Before focusing on investment news, what stocks are hot, politics and what might be a new trend in the investment world, investors should focus on understanding their current position. It is nearly impossible to determine the right mix of investments and what strategies may be appropriate without knowing this. Investors can use specific financial tools, including different financial statements, to help them identify what they have. These tools can apply to both individuals and businesses.

The first step is a data-gathering process. The second is imputing the information from various financial statements. For individuals, we would include a statement of financial position and a statement of cash flow. For business owners, we would include a balance sheet, income statement, statement of cash flow, and a pro forma statement. These are great tools that can help identify one’s financial position.

When creating a statement of financial position, one will clearly list his or hers assets and liabilities. Assets, such as real estate or other valuable items, should be considered at current market value (the price that one is willing to pay today for it). Assets should be categorized as cash and cash-equivalents, such as checking, savings, money market accounts, stocks, bonds, mutual funds and life insurance. Liabilities include credit cards, auto loans, unsecured loans, real estate mortgages, education loans and personal debts. This will provide individuals a balance sheet of assets at a particular point in time.

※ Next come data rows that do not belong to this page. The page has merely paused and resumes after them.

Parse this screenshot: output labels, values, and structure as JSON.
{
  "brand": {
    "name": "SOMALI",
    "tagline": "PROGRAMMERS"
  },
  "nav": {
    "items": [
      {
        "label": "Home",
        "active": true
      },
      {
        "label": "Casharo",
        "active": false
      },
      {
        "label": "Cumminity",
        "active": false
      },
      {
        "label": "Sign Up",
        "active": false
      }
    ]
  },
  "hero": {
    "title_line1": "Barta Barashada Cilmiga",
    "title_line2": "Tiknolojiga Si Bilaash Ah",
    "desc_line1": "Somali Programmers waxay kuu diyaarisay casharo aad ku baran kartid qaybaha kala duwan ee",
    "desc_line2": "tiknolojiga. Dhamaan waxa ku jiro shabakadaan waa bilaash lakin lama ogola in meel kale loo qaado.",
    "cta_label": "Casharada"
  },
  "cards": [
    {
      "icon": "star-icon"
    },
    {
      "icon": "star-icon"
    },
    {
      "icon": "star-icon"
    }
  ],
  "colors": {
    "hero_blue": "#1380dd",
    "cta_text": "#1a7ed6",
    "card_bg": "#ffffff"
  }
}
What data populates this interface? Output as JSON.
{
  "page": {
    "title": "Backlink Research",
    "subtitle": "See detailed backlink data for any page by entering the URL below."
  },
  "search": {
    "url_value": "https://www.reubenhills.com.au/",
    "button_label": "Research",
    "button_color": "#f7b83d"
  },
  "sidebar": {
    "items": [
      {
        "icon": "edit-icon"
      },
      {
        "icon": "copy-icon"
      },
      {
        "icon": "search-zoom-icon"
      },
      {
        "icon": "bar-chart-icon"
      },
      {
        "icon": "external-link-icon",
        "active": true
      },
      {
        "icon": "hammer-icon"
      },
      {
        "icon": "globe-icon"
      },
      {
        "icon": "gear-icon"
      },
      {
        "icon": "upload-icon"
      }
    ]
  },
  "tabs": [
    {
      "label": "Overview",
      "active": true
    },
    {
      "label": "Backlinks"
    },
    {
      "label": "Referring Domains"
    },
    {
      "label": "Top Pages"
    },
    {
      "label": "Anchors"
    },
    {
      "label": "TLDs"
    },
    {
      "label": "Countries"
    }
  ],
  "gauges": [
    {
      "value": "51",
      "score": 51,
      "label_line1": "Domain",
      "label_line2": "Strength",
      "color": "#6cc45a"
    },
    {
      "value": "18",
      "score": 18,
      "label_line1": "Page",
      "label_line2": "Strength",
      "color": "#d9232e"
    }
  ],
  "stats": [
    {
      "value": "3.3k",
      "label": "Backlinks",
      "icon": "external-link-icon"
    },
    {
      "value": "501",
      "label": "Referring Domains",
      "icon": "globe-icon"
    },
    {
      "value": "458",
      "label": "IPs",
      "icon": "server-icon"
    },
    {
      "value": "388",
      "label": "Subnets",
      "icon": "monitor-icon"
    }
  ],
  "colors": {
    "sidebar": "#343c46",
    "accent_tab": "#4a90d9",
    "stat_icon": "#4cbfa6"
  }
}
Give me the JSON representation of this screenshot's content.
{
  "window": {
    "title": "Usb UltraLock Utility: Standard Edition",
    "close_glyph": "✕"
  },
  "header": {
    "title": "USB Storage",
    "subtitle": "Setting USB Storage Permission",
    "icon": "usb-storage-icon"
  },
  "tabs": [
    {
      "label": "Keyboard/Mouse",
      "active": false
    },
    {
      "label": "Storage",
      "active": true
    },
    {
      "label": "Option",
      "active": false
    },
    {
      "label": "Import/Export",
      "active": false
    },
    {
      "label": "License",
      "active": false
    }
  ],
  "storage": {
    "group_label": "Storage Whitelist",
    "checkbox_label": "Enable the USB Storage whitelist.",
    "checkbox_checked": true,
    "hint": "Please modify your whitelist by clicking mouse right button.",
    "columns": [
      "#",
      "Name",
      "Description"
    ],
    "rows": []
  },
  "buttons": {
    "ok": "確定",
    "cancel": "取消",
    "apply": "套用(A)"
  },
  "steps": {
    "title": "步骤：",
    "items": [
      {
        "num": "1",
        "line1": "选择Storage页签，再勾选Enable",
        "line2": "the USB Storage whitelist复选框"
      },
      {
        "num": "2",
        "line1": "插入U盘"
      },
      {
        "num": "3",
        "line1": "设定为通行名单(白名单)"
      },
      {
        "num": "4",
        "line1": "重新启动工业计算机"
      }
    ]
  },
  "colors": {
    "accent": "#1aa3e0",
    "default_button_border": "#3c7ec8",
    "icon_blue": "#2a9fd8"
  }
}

The next important piece is a statement of cash flow. Some of us may know this as an income statement. This statement will show inflow of income and outflow of income at a particular point in time. The inflow may include salaries, sale of assets, investment dividends, rent and bonuses. Outflows may include mortgage payments, auto payments, credit card payments, insurance, general living expenses and taxes. The statement of financial position and statement of cash flow are valuable tools to have before implementing an investment plan.

A pro forma statement is the last tool to use and includes future projections of the balance sheet and cash flow statement. This is important because as our economy and life situations change, we may need to adjustment our plan as needed. The same process also applies to business owners. However, the business entity will need to consider many more details regarding assets and liabilities, as well as inventory and staff.

Once the financial statement process has been completed, one will have a greater understanding of his or her position when beginning an investment plan. In addition, this process can improve the odds of success and allow more control in an investor’s decisions.

For more information about financial statements and financial planning, visit jacobgold.com.

Securities and investment advisory services offered through ING Financial Partners, Inc. Member SIPC. Jacob Gold & Associates, Inc. is not a subsidiary of nor controlled by ING Financial Partners, Inc.

This information was prepared by Michael Cochell of Jacob Gold & Associates Inc. and is for educational information only. The opinions/views expressed within are that of Michael Cochell of Jacob Gold & Associates Inc. and do not necessarily reflect those of ING Financial Partners or its representatives. In addition, they are not intended to provide specific advice or recommendations for any individual. Neither ING Financial Partners nor its representatives provide tax or legal advice. You should consult with your financial professional, attorney, accountant or tax advisor regarding your individual situation prior to making any investment decisions.